We went to Pamukkale for the surreal landscapes and the Roman ruins. Although very beautiful and interesting, we found the tourists to be more entertaining.
Pamukkale, meaning “cotton castle,” is a white cliff face formed by the calcified deposits of mineral waters that rush from the springs. Scattered about are rock pools of turquoise water, filled with tourists doing weird things.
We began our exploration at the south entrance with a walk up a sloping trail, through warm mineral waters, past artificial baths filled with beautiful girls posing for photos, past obese men in speedos, and women in bikinis who should not be wearing bikinis. Down below, terraces filled with light blue water offer a glimpse of what the place looked like before being altered by man. I’d love to have seen in its natural state, but I’d have to travel back in time 2200 years in order to do so.
Hierapolis, the ruined Roman city atop the terraces, might have been the original spa town. For thousands of years, people have traveled here to bathe in the mineral waters. Today, the ruins are an afterthought for most visitors who come to party in the pools. I think Hierapolis is okay with that. What other ruins do people visit in bikinis and swimsuits? Where else do men walk around shirtless and girls pose for photos in ancient amphitheaters while wearing next to nothing? Nearby Efes may be more renowned, the forum in Rome might have more history, but Hierapolis is the cool kid of ruins.
This may end up being my best photo of this trip. On the left we have a bride-to-be posing for photos, on the right we have a man evidently worried about keeping the sun off his face.

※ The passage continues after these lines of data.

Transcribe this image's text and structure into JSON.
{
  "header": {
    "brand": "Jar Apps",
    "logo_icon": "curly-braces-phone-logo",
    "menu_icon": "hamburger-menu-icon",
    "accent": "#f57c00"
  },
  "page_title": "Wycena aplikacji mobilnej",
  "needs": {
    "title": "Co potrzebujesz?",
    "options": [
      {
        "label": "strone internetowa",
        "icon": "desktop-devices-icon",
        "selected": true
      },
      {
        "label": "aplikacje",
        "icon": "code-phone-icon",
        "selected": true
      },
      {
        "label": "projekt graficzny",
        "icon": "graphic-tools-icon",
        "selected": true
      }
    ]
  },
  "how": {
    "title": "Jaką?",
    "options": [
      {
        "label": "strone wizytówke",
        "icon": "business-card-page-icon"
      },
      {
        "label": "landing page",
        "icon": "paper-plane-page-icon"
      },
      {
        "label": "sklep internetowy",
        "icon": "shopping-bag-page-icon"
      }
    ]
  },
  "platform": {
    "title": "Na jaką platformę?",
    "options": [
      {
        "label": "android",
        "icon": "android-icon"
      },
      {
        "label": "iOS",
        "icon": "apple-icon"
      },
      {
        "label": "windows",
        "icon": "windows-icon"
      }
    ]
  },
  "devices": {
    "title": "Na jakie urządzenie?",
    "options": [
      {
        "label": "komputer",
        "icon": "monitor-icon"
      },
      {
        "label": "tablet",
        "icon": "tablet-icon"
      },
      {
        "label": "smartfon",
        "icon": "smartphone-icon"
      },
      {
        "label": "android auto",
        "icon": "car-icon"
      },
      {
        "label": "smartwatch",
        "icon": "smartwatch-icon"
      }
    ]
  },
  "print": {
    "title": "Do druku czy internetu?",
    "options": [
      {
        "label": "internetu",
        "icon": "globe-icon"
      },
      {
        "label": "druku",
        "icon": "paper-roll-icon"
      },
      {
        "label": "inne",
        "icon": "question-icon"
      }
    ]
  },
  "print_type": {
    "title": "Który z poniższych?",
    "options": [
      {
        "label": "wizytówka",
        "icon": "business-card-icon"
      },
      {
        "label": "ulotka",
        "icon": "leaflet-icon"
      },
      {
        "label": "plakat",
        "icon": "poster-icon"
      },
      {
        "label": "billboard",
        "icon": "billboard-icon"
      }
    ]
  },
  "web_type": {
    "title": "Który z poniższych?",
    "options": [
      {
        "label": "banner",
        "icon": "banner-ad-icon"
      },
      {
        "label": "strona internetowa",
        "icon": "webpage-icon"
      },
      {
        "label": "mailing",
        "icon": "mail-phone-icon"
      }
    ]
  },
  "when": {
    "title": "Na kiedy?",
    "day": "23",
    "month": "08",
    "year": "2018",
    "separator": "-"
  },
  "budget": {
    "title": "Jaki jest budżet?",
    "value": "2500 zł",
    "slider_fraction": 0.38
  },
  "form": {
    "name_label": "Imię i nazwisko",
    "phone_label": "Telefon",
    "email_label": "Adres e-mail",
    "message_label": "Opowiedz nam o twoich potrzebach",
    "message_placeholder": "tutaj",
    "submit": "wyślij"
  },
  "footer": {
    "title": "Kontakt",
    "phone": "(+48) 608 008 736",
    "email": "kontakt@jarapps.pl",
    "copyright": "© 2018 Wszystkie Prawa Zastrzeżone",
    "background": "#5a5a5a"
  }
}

She is mistaking this for an SI Swimsuit Issue shoot.
Sunset and moonrise above the pools.
What is the strangest landscape you’ve ever seen?
Are you as shocked as I am by the first photo in this set?
To see other posts about our current trip in Europe, click on the Europe Trip 2013 tag.